Beverly Hills police and city officials predictably circled the wagon after news broke of the humiliating, embarrassing and potentially dangerous wrongful arrest of noted African-American filmmaker and producer Charles Belk.
Closing the achievement gap for minority students is always the topic of discussion and it seems to me that we have at least a partial solution right in front of us. Implementing year-round schooling will lead to minority students who are more engaged with their academics.
Let's get real, America. Only by acknowledging and dealing with the continued importance of race as a principal underlying cause of our deficiencies can we ever hope to deal with and resolve those defects in our nation.
Only by participating in the political process, building trust and cooperation with people unlike us, and using our smartphone cameras to expose official misconduct can we make America -- to borrow Dr. King's words -- be true to what we said on paper.
While music and art are entertaining, this is not entertainment. This is the residue of what I feel to be a spiritual and physical quest for a freedom that we can all share.
By Karu F. Daniels, AOL Black Voices
'Mo'Nique's F.A.T. Chance: Paris' will officially kick off with multi-city casting calls in Los Angeles (April 14), Chicago (April 19) and Dallas (April 21).
Official casting details here.
The Oprah Winfrey-co-founded network has also given viewers the chance to be a season three contestants with the launch of its online contest 'America Votes' earlier this month.
Following the national casting calls, five finalists will be flown to the City of Light where the comedic icon will lead them through a new series of boot camp trials that will test their character and challenge their own ideas of beauty. Culminating in a runway fashion show, the contestants will compete for the title of Miss F.A.T. (Fabulous And Thick) and a $50,000 cash prize in front of a panel of expert judges, all while ushering in a new era of models to the Paris catwalk.

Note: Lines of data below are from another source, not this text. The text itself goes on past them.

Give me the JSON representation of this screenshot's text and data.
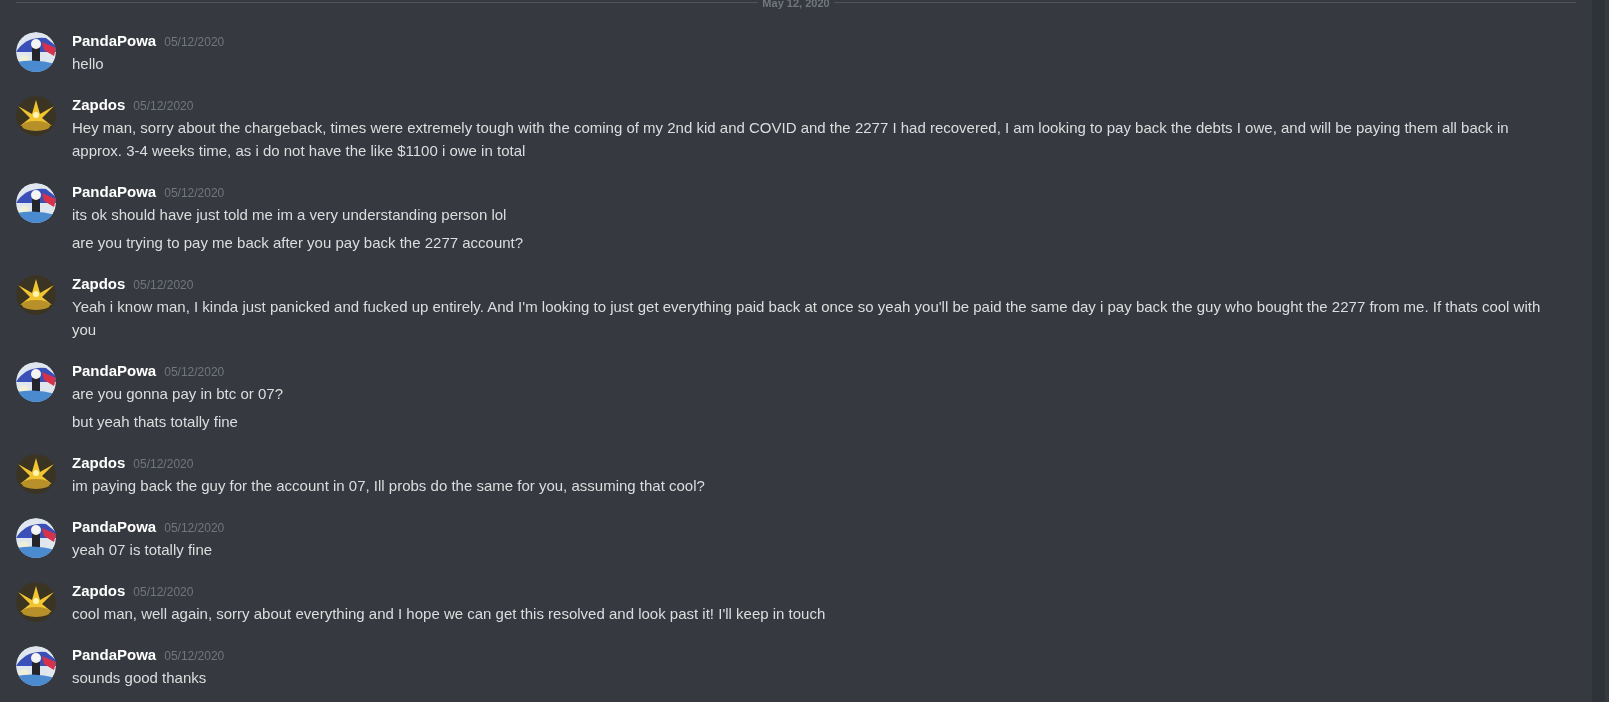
{
  "date_divider": "May 12, 2020",
  "messages": [
    {
      "author": "PandaPowa",
      "avatar": {
        "kind": "panda"
      },
      "timestamp": "05/12/2020",
      "lines": [
        "hello"
      ]
    },
    {
      "author": "Zapdos",
      "avatar": {
        "kind": "bird"
      },
      "timestamp": "05/12/2020",
      "lines": [
        "Hey man, sorry about the chargeback, times were extremely tough with the coming of my 2nd kid and COVID and the 2277 I had recovered, I am looking to pay back the debts I owe, and will be paying them all back in approx. 3-4 weeks time, as i do not have the like $1100 i owe in total"
      ]
    },
    {
      "author": "PandaPowa",
      "avatar": {
        "kind": "panda"
      },
      "timestamp": "05/12/2020",
      "lines": [
        "its ok should have just told me im a very understanding person lol",
        "are you trying to pay me back after you pay back the 2277 account?"
      ]
    },
    {
      "author": "Zapdos",
      "avatar": {
        "kind": "bird"
      },
      "timestamp": "05/12/2020",
      "lines": [
        "Yeah i know man, I kinda just panicked and fucked up entirely. And I'm looking to just get everything paid back at once so yeah you'll be paid the same day i pay back the guy who bought the 2277 from me. If thats cool with you"
      ]
    },
    {
      "author": "PandaPowa",
      "avatar": {
        "kind": "panda"
      },
      "timestamp": "05/12/2020",
      "lines": [
        "are you gonna pay in btc or 07?",
        "but yeah thats totally fine"
      ]
    },
    {
      "author": "Zapdos",
      "avatar": {
        "kind": "bird"
      },
      "timestamp": "05/12/2020",
      "lines": [
        "im paying back the guy for the account in 07, Ill probs do the same for you, assuming that cool?"
      ]
    },
    {
      "author": "PandaPowa",
      "avatar": {
        "kind": "panda"
      },
      "timestamp": "05/12/2020",
      "lines": [
        "yeah 07 is totally fine"
      ]
    },
    {
      "author": "Zapdos",
      "avatar": {
        "kind": "bird"
      },
      "timestamp": "05/12/2020",
      "lines": [
        "cool man, well again, sorry about everything and I hope we can get this resolved and look past it! I'll keep in touch"
      ]
    },
    {
      "author": "PandaPowa",
      "avatar": {
        "kind": "panda"
      },
      "timestamp": "05/12/2020",
      "lines": [
        "sounds good thanks"
      ]
    }
  ]
}
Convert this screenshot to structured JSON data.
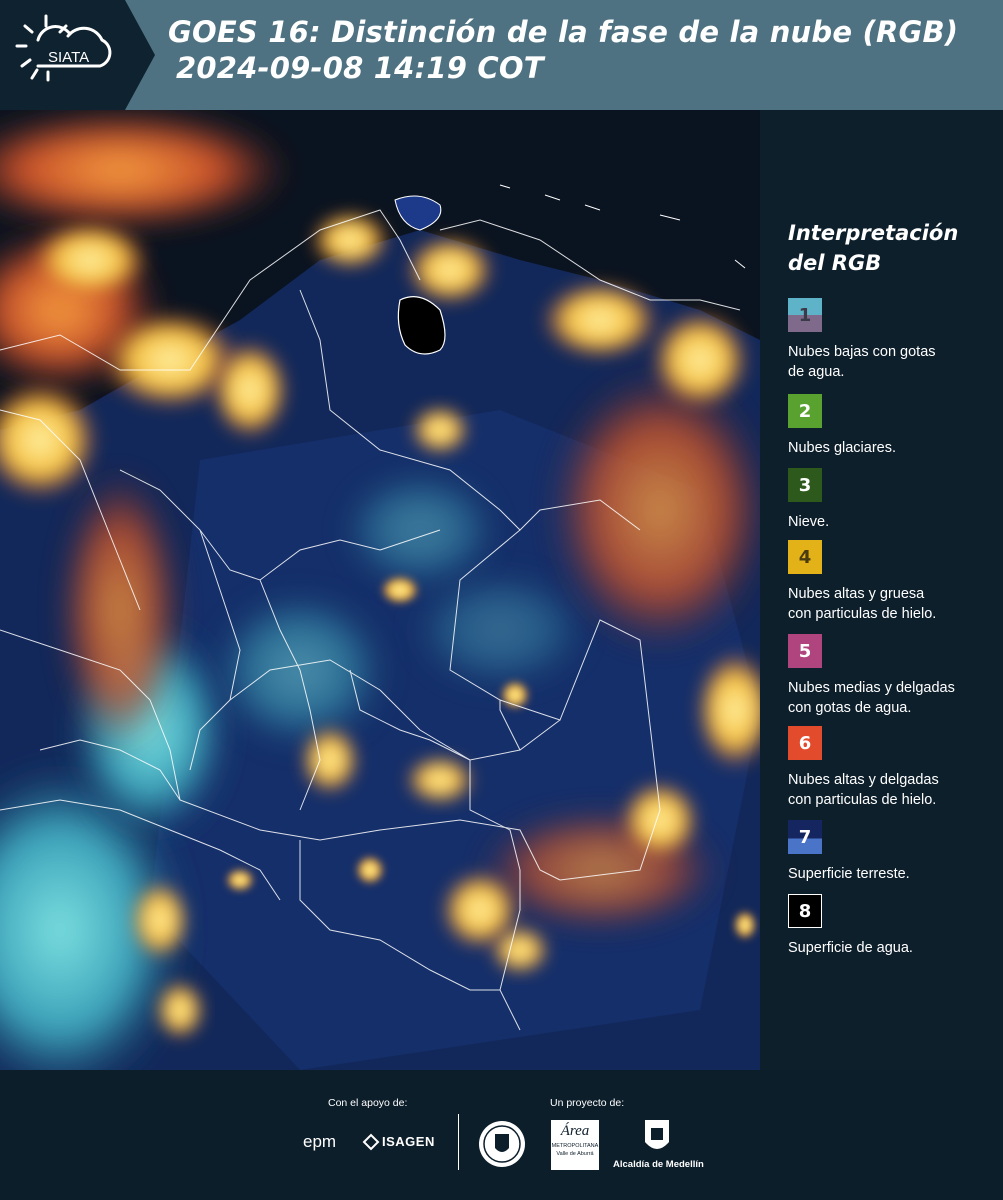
{
  "header": {
    "logo_text": "SIATA",
    "title_line1": "GOES 16: Distinción de la fase de la nube (RGB)",
    "title_line2": "2024-09-08 14:19 COT",
    "background_color": "#4e7282"
  },
  "legend": {
    "title_line1": "Interpretación",
    "title_line2": "del RGB",
    "items": [
      {
        "number": "1",
        "label_lines": [
          "Nubes bajas con gotas",
          "de agua."
        ],
        "color_top": "#5fb3c8",
        "color_bottom": "#7f6a8c"
      },
      {
        "number": "2",
        "label_lines": [
          "Nubes glaciares."
        ],
        "color_top": "#5aa22f",
        "color_bottom": "#5aa22f"
      },
      {
        "number": "3",
        "label_lines": [
          "Nieve."
        ],
        "color_top": "#2d5a1c",
        "color_bottom": "#2d5a1c"
      },
      {
        "number": "4",
        "label_lines": [
          "Nubes altas y gruesa",
          "con particulas de hielo."
        ],
        "color_top": "#e2b218",
        "color_bottom": "#e2b218"
      },
      {
        "number": "5",
        "label_lines": [
          "Nubes medias y delgadas",
          "con gotas de agua."
        ],
        "color_top": "#b0447e",
        "color_bottom": "#b0447e"
      },
      {
        "number": "6",
        "label_lines": [
          "Nubes altas y delgadas",
          "con particulas de hielo."
        ],
        "color_top": "#e24b2c",
        "color_bottom": "#e24b2c"
      },
      {
        "number": "7",
        "label_lines": [
          "Superficie terreste."
        ],
        "color_top": "#142560",
        "color_bottom": "#4a74c8"
      },
      {
        "number": "8",
        "label_lines": [
          "Superficie de agua."
        ],
        "color_top": "#000000",
        "color_bottom": "#000000"
      }
    ]
  },
  "footer": {
    "support_label": "Con el apoyo de:",
    "project_label": "Un proyecto de:",
    "sponsor1": "epm",
    "sponsor2": "ISAGEN",
    "partner1_line1": "Área",
    "partner1_line2": "METROPOLITANA",
    "partner1_line3": "Valle de Aburrá",
    "partner2": "Alcaldía de Medellín"
  }
}
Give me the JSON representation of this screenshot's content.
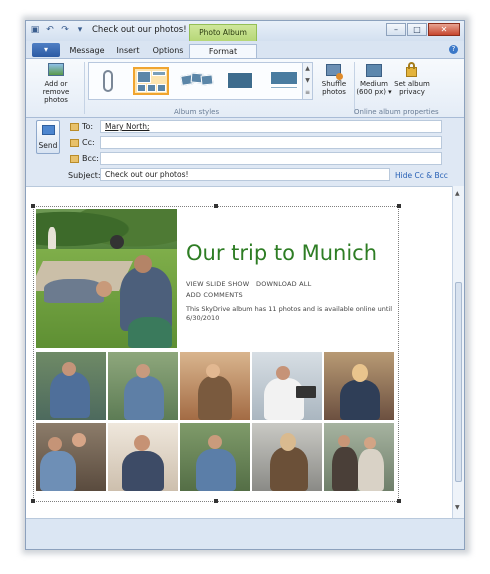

A one-hour casting special will air on the Oxygen Network on July 21, followed by the July 28 two-hour special, which will redefine beauty in the world's fashion capital.
"We're excited to partner with Mo'Nique once again," Oxygen's President of Programming and Marketing Debby Beece said. "She is such a trailblazer and truly unafraid to do the unexpected, which makes her completely on-brand for us. Filming this third special in Paris, a city always in the foreground for fashion and glamour, is such a unique idea. It will make the show's message of self-acceptance resonate even more strongly with our audience and her fans."
Mo'Nique, legally known as Monique Imes Hicks, serves as creator, host, and executive producer of 'F.A.T. Chance.'
Next week, she will serve as an etiquette overlord on VH1's 'Flavor of Love Girls: Charm School.'